Similar to how a warlock in Dungeons & Dragons gets their powers from their chosen patron, a necromancer could potentially have their magic granted from an outside source. They could use their latent abilities to summon this power, or perhaps their power is wielded entirely by this entity, acting on their command. It would be a way to take the necromancer’s association with the dead to a new level by giving that connection a representative character. It would be an unusual approach to the class, but one that has potential for something interesting.
The necromancer could be accompanied by a spirit associated with the necromancer’s unique Dungeons & Dragons backstory, such as that of an ancestor or a dearly departed friend or relative. Whenever they activate their spells, their power is granted by said spirit, who uses their own ghostly abilities to follow the necromancer’s intentions. They could even summon undead allies as a way to give the spirit a temporary body so that they can function in the physical world for the duration of the summon. The necromancer may even prioritize this function over their other spells for this reason.
In a way, this design for a necromancer would put the player in charge of two characters at once, the necromancer themselves as well as their partner spirit. This dynamic could be further played with depending on the circumstances. For example, the question regarding whether the necromancer has any power at all, or if it all lies in the spirit, which could be an interesting background for a DnD party dynamic. It may be a tall order for many players to attempt in a campaign, but this character dynamic can provide a unique addition to a party.
A D&D Necromancer Could Be Afraid Of Their Own Abilities
A lot of spells associated with necromancy can be among the scariest in Dungeons & Dragons. From draining life from their enemies with spells like Blight and Sapping Sting to raising corpses to fight alongside them, necromancers can do terrifying things with their signature spells. While they have a natural ability to frighten their enemies, one twist for a necromancer would be one that feared their own abilities.
They may have unintentionally received their abilities, or they could fear the nature of necromancy itself, as it embodies the deadliest side of Dungeons & Dragons‘ often evil magic. Whatever the case may be, this character would actively be afraid of their own spells, and use magic as little as possible unless absolutely necessary. The player could expand on the source of their fears to flesh the character out further. It could be as simple as them having a fear of the undead, or as complex as the concern that their powers shouldn’t exist in the first place.

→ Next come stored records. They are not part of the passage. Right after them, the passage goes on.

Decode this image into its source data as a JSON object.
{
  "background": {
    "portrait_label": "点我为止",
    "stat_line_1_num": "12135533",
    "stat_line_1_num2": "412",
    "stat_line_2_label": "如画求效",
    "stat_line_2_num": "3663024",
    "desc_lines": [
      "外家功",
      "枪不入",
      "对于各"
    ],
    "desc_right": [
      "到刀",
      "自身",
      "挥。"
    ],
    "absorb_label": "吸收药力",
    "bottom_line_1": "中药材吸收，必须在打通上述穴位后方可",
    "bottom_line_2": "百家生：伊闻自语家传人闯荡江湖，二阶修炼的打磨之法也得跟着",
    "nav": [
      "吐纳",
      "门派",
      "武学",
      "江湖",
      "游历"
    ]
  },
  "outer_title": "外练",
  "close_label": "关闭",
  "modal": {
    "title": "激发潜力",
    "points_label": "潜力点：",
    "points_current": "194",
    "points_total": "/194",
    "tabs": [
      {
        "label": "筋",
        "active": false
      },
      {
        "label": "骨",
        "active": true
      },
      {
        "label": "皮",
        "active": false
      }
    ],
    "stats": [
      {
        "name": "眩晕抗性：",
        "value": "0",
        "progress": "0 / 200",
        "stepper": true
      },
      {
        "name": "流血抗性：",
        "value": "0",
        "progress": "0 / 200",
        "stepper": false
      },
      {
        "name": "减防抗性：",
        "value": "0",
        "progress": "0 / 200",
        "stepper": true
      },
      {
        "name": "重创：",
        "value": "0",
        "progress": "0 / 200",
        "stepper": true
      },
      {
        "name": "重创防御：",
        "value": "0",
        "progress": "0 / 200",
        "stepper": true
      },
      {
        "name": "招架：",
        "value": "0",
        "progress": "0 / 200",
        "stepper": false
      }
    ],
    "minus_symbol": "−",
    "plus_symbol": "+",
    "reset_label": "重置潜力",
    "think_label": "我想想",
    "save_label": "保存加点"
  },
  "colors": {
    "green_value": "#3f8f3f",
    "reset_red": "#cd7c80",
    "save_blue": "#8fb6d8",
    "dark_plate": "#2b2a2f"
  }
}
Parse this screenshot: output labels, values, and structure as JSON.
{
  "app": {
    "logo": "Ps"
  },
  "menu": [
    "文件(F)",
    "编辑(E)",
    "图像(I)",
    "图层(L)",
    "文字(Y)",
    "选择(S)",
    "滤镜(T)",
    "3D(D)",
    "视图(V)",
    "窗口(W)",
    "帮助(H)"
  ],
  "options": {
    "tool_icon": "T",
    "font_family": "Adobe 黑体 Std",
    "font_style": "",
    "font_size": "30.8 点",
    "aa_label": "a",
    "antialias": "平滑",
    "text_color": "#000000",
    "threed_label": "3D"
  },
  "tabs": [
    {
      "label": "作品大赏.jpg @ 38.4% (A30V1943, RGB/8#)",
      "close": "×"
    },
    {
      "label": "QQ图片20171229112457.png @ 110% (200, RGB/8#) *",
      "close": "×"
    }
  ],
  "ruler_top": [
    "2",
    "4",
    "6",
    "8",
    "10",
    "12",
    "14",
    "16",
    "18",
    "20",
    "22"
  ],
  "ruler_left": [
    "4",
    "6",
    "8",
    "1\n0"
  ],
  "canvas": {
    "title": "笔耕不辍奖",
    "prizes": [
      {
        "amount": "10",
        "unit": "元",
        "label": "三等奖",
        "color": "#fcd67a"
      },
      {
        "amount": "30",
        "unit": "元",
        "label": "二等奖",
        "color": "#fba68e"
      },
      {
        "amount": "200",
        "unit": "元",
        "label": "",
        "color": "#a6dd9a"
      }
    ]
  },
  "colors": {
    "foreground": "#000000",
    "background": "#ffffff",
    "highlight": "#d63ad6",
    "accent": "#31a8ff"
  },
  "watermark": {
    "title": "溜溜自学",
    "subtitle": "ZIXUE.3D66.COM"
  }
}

While such a character could be played for comedy, the player could pull off an impressive performance by turning their weakness into a strength. Although their powers may mortally terrify them, they still come to grips with them in order to perform their task at hand, especially if that task is for the greater good. Any moment where this character manages to confidently wield their mastery over negative energy can make for a satisfying roleplay moment that could bring excitement to a D&D campaign.
Players can take some innovative ideas to reverse the usual stereotypes of necromancers. Whether they take a vastly different approach to their craft than most, or are frankly confused about their own magic, they can come in as many different varieties as any other class. Necromancers in Dungeons & Dragons can be much more interesting than simply being a mysterious caster that summons zombies.
More: D&D: Every Heist In Keys From The Golden Vault
Source: Dungeons & Dragons/YouTube